Lines from the one containing "Output a JSON" through the last line of the data are to be returned exactly, both ends included, minus any pictures.
____________________
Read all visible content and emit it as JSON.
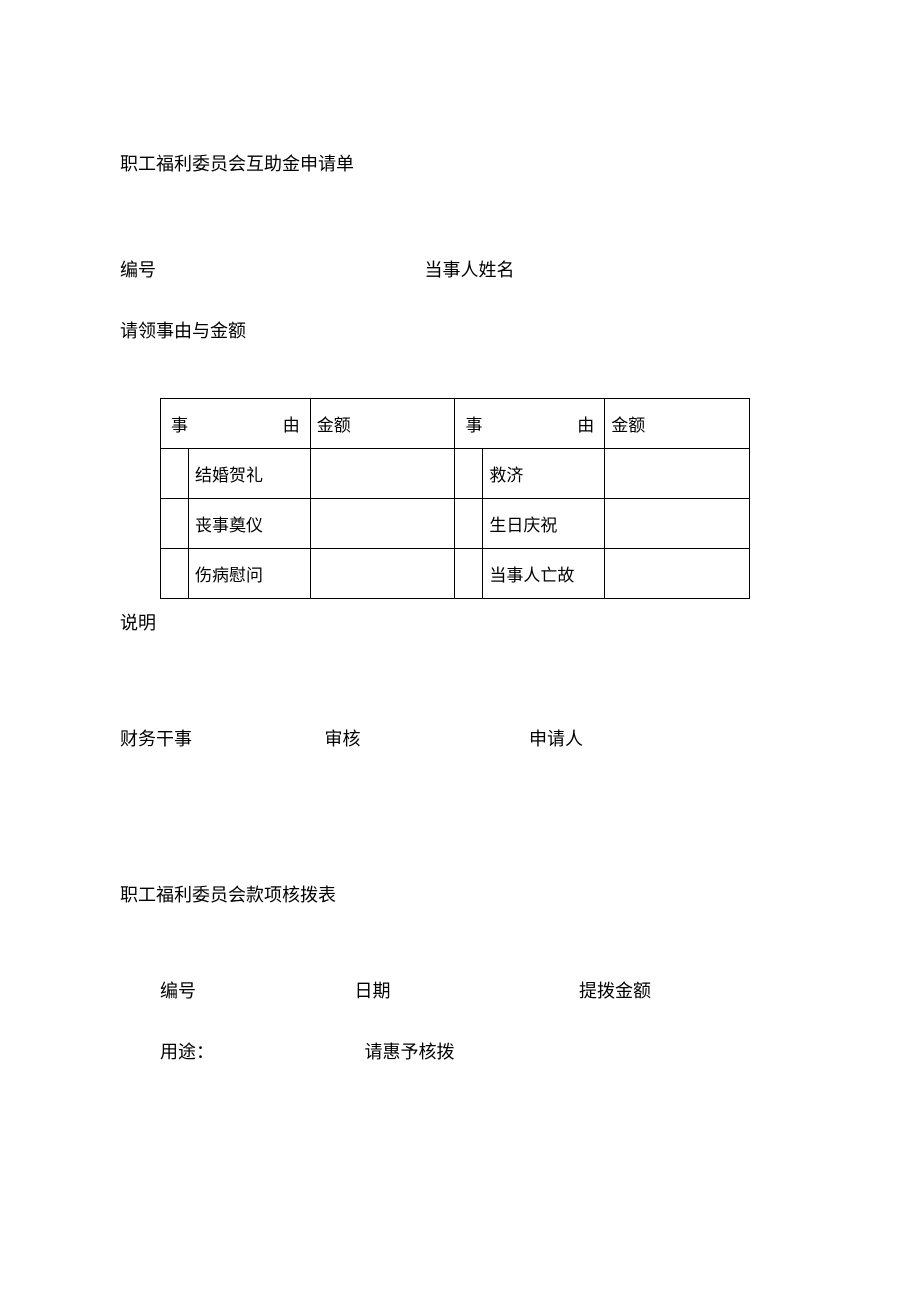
{
  "form1": {
    "title": "职工福利委员会互助金申请单",
    "number_label": "编号",
    "person_name_label": "当事人姓名",
    "reason_amount_label": "请领事由与金额",
    "table": {
      "header_reason_char1": "事",
      "header_reason_char2": "由",
      "header_amount": "金额",
      "left_items": [
        "结婚贺礼",
        "丧事奠仪",
        "伤病慰问"
      ],
      "right_items": [
        "救济",
        "生日庆祝",
        "当事人亡故"
      ]
    },
    "explain_label": "说明",
    "sign_finance": "财务干事",
    "sign_review": "审核",
    "sign_applicant": "申请人"
  },
  "form2": {
    "title": "职工福利委员会款项核拨表",
    "number_label": "编号",
    "date_label": "日期",
    "amount_label": "提拨金额",
    "purpose_label": "用途：",
    "approval_label": "请惠予核拨"
  }
}
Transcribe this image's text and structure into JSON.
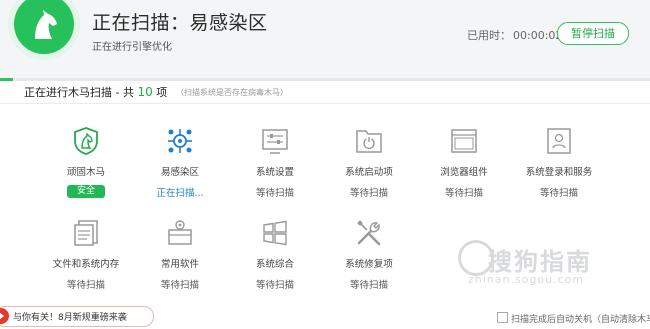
{
  "header": {
    "title": "正在扫描：易感染区",
    "subtitle": "正在进行引擎优化",
    "elapsed_label": "已用时：",
    "elapsed_value": "00:00:02",
    "pause_label": "暂停扫描",
    "progress_percent": 2
  },
  "scan": {
    "heading_prefix": "正在进行木马扫描 - 共 ",
    "count": "10",
    "heading_suffix": " 项",
    "note": "（扫描系统是否存在病毒木马）"
  },
  "items": [
    {
      "label": "顽固木马",
      "status": "安全",
      "icon": "shield-horse-icon"
    },
    {
      "label": "易感染区",
      "status": "正在扫描...",
      "icon": "virus-hotspot-icon"
    },
    {
      "label": "系统设置",
      "status": "等待扫描",
      "icon": "settings-sliders-icon"
    },
    {
      "label": "系统启动项",
      "status": "等待扫描",
      "icon": "startup-folder-icon"
    },
    {
      "label": "浏览器组件",
      "status": "等待扫描",
      "icon": "browser-window-icon"
    },
    {
      "label": "系统登录和服务",
      "status": "等待扫描",
      "icon": "login-user-icon"
    },
    {
      "label": "文件和系统内存",
      "status": "等待扫描",
      "icon": "file-memory-icon"
    },
    {
      "label": "常用软件",
      "status": "等待扫描",
      "icon": "software-box-icon"
    },
    {
      "label": "系统综合",
      "status": "等待扫描",
      "icon": "windows-logo-icon"
    },
    {
      "label": "系统修复项",
      "status": "等待扫描",
      "icon": "repair-tools-icon"
    }
  ],
  "footer": {
    "news_text": "与你有关！8月新规重磅来袭",
    "autooff_text": "扫描完成后自动关机（自动清除木马"
  },
  "watermark": {
    "cn": "搜狗指南",
    "en": "zhinan.sogou.com"
  },
  "colors": {
    "accent": "#26c15a",
    "scanning": "#1d7ed6",
    "safe_badge": "#23b856"
  }
}
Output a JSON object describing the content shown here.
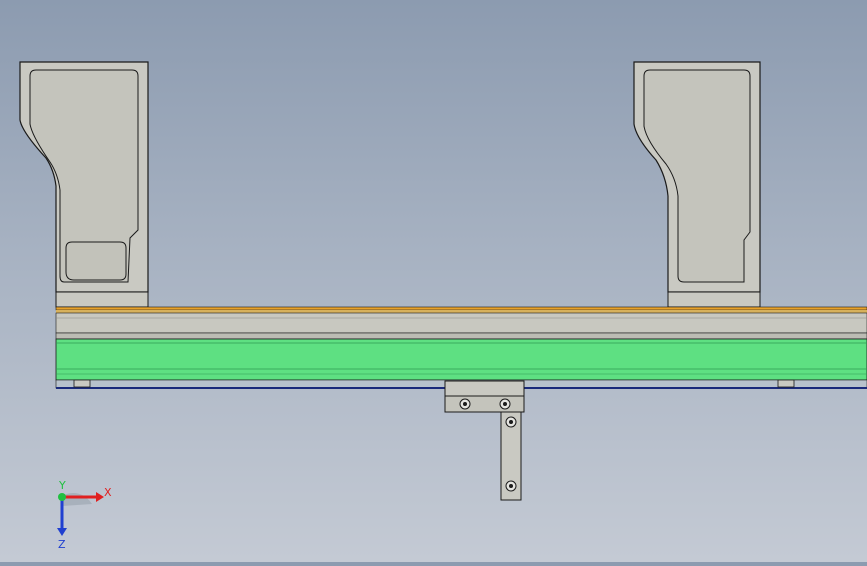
{
  "viewport": {
    "background_top": "#8c9bb0",
    "background_bottom": "#c4cad4",
    "part_fill": "#c9c9c2",
    "part_inner_fill": "#c4c4bc",
    "edge_color": "#1a1a1a",
    "rail_orange": "#e8a22b",
    "rail_green": "#5ee082",
    "base_edge_blue": "#1a2a7a"
  },
  "triad": {
    "x_label": "X",
    "y_label": "Y",
    "z_label": "Z",
    "x_color": "#e02020",
    "y_color": "#20c040",
    "z_color": "#2040d0"
  }
}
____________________
### WRITTEN SOLUTION:
Output a JSON object describing the content shown here.
{
  "viewport": {
    "background_top": "#8c9bb0",
    "background_bottom": "#c4cad4",
    "part_fill": "#c9c9c2",
    "part_inner_fill": "#c4c4bc",
    "edge_color": "#1a1a1a",
    "rail_orange": "#e8a22b",
    "rail_green": "#5ee082",
    "base_edge_blue": "#1a2a7a"
  },
  "triad": {
    "x_label": "X",
    "y_label": "Y",
    "z_label": "Z",
    "x_color": "#e02020",
    "y_color": "#20c040",
    "z_color": "#2040d0"
  }
}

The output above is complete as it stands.